Each year, a panel of Control Engineering and Plant Engineering editors and industry expert judges select the System Integrator of the Year Award winners in three categories.
Pipe fabrication and IIoT; 2017 Product of the Year finalists
The future of electrical safety; Four keys to RPM success; Picking the right weld fume option
A new approach to the Skills Gap; Community colleges may hold the key for manufacturing; 2017 Engineering Leaders Under 40
Control room technology innovation; Practical approaches to corrosion protection; Pipeline regulator revises quality programs
The cloud, mobility, and remote operations; SCADA and contextual mobility; Custom UPS empowering a secure pipeline
Infrastructure for natural gas expansion; Artificial lift methods; Disruptive technology and fugitive gas emissions
Power system design for high-performance buildings; mitigating arc flash hazards
VFDs improving motion control applications; Powering automation and IIoT wirelessly; Connecting the dots
Natural gas engines; New applications for fuel cells; Large engines become more efficient; Extending boiler life

Annual Salary Survey

Before the calendar turned, 2016 already had the makings of a pivotal year for manufacturing, and for the world.

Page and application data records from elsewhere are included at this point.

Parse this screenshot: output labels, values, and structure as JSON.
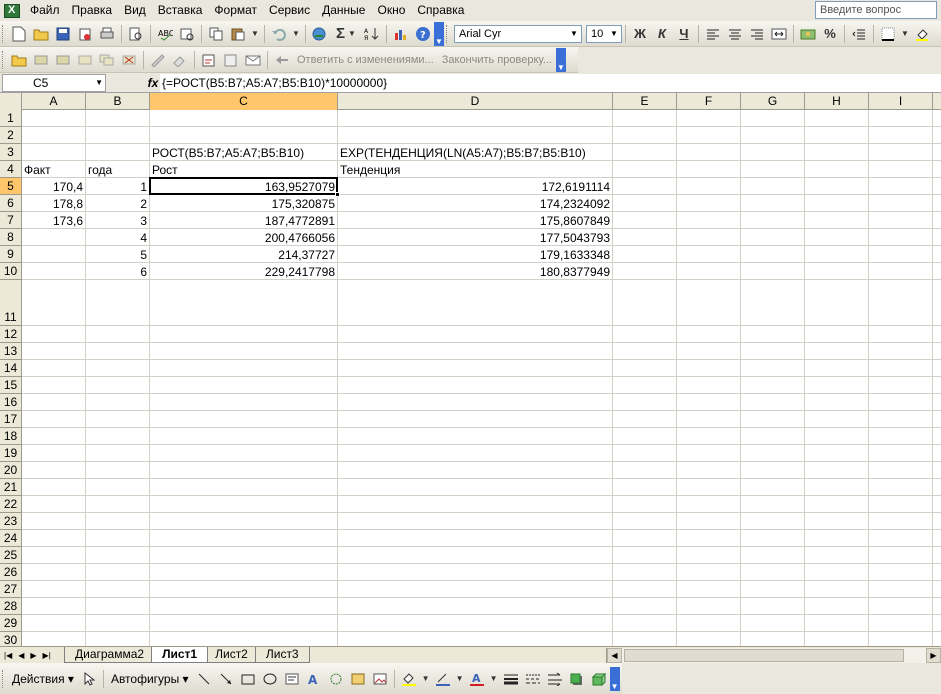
{
  "menu": {
    "items": [
      "Файл",
      "Правка",
      "Вид",
      "Вставка",
      "Формат",
      "Сервис",
      "Данные",
      "Окно",
      "Справка"
    ],
    "question_placeholder": "Введите вопрос"
  },
  "toolbar1": {
    "font_name": "Arial Cyr",
    "font_size": "10",
    "bold": "Ж",
    "italic": "К",
    "underline": "Ч",
    "sum": "Σ",
    "percent": "%"
  },
  "toolbar2": {
    "reply_with_changes": "Ответить с изменениями...",
    "end_review": "Закончить проверку..."
  },
  "formula_bar": {
    "name_box": "C5",
    "fx": "fx",
    "formula": "{=РОСТ(B5:B7;A5:A7;B5:B10)*10000000}"
  },
  "columns": [
    "A",
    "B",
    "C",
    "D",
    "E",
    "F",
    "G",
    "H",
    "I"
  ],
  "rows": [
    "1",
    "2",
    "3",
    "4",
    "5",
    "6",
    "7",
    "8",
    "9",
    "10",
    "11",
    "12",
    "13",
    "14",
    "15",
    "16",
    "17",
    "18",
    "19",
    "20",
    "21",
    "22",
    "23",
    "24",
    "25",
    "26",
    "27",
    "28",
    "29",
    "30"
  ],
  "active_cell": {
    "col": "C",
    "row": "5"
  },
  "cells": {
    "C3": "РОСТ(B5:B7;A5:A7;B5:B10)",
    "D3": "EXP(ТЕНДЕНЦИЯ(LN(A5:A7);B5:B7;B5:B10)",
    "A4": "Факт",
    "B4": "года",
    "C4": "Рост",
    "D4": "Тенденция",
    "A5": "170,4",
    "B5": "1",
    "C5": "163,9527079",
    "D5": "172,6191114",
    "A6": "178,8",
    "B6": "2",
    "C6": "175,320875",
    "D6": "174,2324092",
    "A7": "173,6",
    "B7": "3",
    "C7": "187,4772891",
    "D7": "175,8607849",
    "B8": "4",
    "C8": "200,4766056",
    "D8": "177,5043793",
    "B9": "5",
    "C9": "214,37727",
    "D9": "179,1633348",
    "B10": "6",
    "C10": "229,2417798",
    "D10": "180,8377949"
  },
  "sheet_tabs": [
    "Диаграмма2",
    "Лист1",
    "Лист2",
    "Лист3"
  ],
  "active_sheet": "Лист1",
  "drawing_toolbar": {
    "actions": "Действия",
    "autoshapes": "Автофигуры"
  }
}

There were the big events for the year, including the United States as Partner Country at Hannover Messe in April and the 2016 International Manufacturing Technology Show in Chicago in September. There's also the matter of the U.S. presidential elections in November, which promise to shape policy in manufacturing for years to come.

But the year started with global economic turmoil, as a slowdown in Chinese manufacturing triggered a worldwide stock hiccup that sent values plummeting. The continued plunge in world oil prices has resulted in a slowdown in exploration and, by extension, the manufacture of exploration equipment.

Read more: 2015 Salary Survey

Maintenance and reliability tips and best practices from the maintenance and reliability coaches at Allied Reliability Group.
The One Voice for Manufacturing blog reports on federal public policy issues impacting the manufacturing sector. One Voice is a joint effort by the National Tooling and Machining...
The Society for Maintenance and Reliability Professionals an organization devoted...
Join this ongoing discussion of machine guarding topics, including solutions assessments, regulatory compliance, gap analysis...
IMS Research, recently acquired by IHS Inc., is a leading independent supplier of market research and consultancy to the global electronics industry.
Maintenance is not optional in manufacturing. It’s a profit center, driving productivity and uptime while reducing overall repair costs.
The Lachance on CMMS blog is about current maintenance topics. Blogger Paul Lachance is president and chief technology officer for Smartware Group.
The maintenance journey has been a long, slow trek for most manufacturers and has gone from preventive maintenance to predictive maintenance.
This digital report explains how plant engineers and subject matter experts (SME) need support for time series data and its many challenges.
This digital report will explore several aspects of how IIoT will transform manufacturing in the coming years.
Maintenance Manager; California Oils Corp.
Associate, Electrical Engineering; Wood Harbinger
Control Systems Engineer; Robert Bosch Corp.
This course focuses on climate analysis, appropriateness of cooling system selection, and combining cooling systems.
This course will help identify and reveal electrical hazards and identify the solutions to implementing and maintaining a safe work environment.
This course explains how maintaining power and communication systems through emergency power-generation systems is critical.
click me